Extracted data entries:
---+---
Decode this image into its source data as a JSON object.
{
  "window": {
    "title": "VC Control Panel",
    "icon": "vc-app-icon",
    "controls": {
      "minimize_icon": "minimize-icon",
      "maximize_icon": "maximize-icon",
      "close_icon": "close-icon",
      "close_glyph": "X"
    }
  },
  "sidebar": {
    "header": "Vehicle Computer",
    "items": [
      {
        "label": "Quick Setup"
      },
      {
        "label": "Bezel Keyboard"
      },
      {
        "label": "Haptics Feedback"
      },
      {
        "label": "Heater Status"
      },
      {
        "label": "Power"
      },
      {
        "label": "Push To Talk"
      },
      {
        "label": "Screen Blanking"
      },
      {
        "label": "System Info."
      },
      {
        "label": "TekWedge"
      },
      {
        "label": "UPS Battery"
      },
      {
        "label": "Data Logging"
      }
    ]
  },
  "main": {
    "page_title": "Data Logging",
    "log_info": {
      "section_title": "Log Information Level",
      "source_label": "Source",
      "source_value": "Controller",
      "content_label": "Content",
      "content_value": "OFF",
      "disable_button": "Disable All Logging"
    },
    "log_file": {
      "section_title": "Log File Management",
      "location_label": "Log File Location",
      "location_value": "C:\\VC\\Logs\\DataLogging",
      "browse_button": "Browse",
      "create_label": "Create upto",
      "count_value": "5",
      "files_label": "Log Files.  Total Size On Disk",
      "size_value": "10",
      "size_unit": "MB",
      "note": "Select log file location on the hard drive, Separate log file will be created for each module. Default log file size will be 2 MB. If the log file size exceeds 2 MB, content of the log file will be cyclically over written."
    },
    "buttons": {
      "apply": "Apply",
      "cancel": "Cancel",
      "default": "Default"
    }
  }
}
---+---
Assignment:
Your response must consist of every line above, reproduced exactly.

Problem solution:
Decode this image into its source data as a JSON object.
{
  "window": {
    "title": "VC Control Panel",
    "icon": "vc-app-icon",
    "controls": {
      "minimize_icon": "minimize-icon",
      "maximize_icon": "maximize-icon",
      "close_icon": "close-icon",
      "close_glyph": "X"
    }
  },
  "sidebar": {
    "header": "Vehicle Computer",
    "items": [
      {
        "label": "Quick Setup"
      },
      {
        "label": "Bezel Keyboard"
      },
      {
        "label": "Haptics Feedback"
      },
      {
        "label": "Heater Status"
      },
      {
        "label": "Power"
      },
      {
        "label": "Push To Talk"
      },
      {
        "label": "Screen Blanking"
      },
      {
        "label": "System Info."
      },
      {
        "label": "TekWedge"
      },
      {
        "label": "UPS Battery"
      },
      {
        "label": "Data Logging"
      }
    ]
  },
  "main": {
    "page_title": "Data Logging",
    "log_info": {
      "section_title": "Log Information Level",
      "source_label": "Source",
      "source_value": "Controller",
      "content_label": "Content",
      "content_value": "OFF",
      "disable_button": "Disable All Logging"
    },
    "log_file": {
      "section_title": "Log File Management",
      "location_label": "Log File Location",
      "location_value": "C:\\VC\\Logs\\DataLogging",
      "browse_button": "Browse",
      "create_label": "Create upto",
      "count_value": "5",
      "files_label": "Log Files.  Total Size On Disk",
      "size_value": "10",
      "size_unit": "MB",
      "note": "Select log file location on the hard drive, Separate log file will be created for each module. Default log file size will be 2 MB. If the log file size exceeds 2 MB, content of the log file will be cyclically over written."
    },
    "buttons": {
      "apply": "Apply",
      "cancel": "Cancel",
      "default": "Default"
    }
  }
}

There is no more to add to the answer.